Frankly, despite its mandate for full employment, the Federal Reserve (Fed) would welcome some slack in the job market to help in the battle against raging inflation. The markets are still pricing in 199 basis points (1.99%) of rate hikes from the Fed over the next eighteen months. Half of those increases will likely come over the next two months, with a 50 basis point (0.50%) increase in short-term interest rates in June and July. After July, the path will depend more on inflation levels and the economy’s health. May consumer inflation (CPI) readings are released this week. While the headline year-over-year rate could decline versus last month, the increase is almost sure to be above 8%. These inflation levels leave the Fed with a Hobson’s choice regarding rate hikes at the next two meetings at a minimum.
As further evidence beyond the labor market that the economy remains a distance away from recession, the May Institute for Supply Management (ISM) Purchasing Managers’ Index (PMI) has historically been a reliable real-time indicator of recession. The May manufacturing component was reported last week at 56.1, and the U.S. has never begun a recession at that level. An ISM PMI reading below 50 is typically a good rule of thumb that the recession warning lights are flashing red.
Despite the inflationary challenges to the consumer, households have accumulated significant savings that can be used to supplement income to support consumption.

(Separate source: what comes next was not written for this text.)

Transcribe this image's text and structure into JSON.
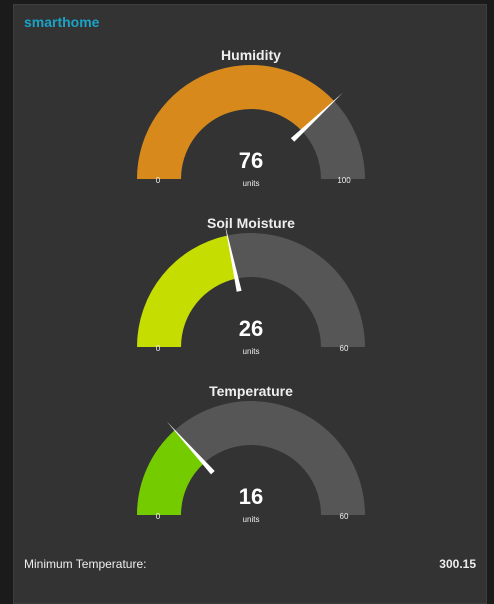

Lower-income families, in particular, feel the pinch from the increase in food and fuel prices, though, and are forced to forego spending on other items due to the price increases. As continued proof of the growing pressure, gasoline prices hit a new high again last week.
After being down 19% from the peak, the S&P 500 has rebounded to almost 14% below the peak. In the last twelve recessions, stocks have declined by 24%. The markets have priced in an economic slowdown but not yet a recession. Given the current data, this is reasonable since a recession is not likely until late-2022 or 2023.
History would indicate low odds of the Federal Reserve avoiding recession once they begin to raise rates. The need to battle high inflation would suggest a higher probability than usual that an economic downturn will result from this tightening cycle. Markets may have moved a little too early to price in an impending recession but still reflect an economic slowdown. Investors focus on quality companies that can survive the probable economic downturn on the horizon and thrive in its wake.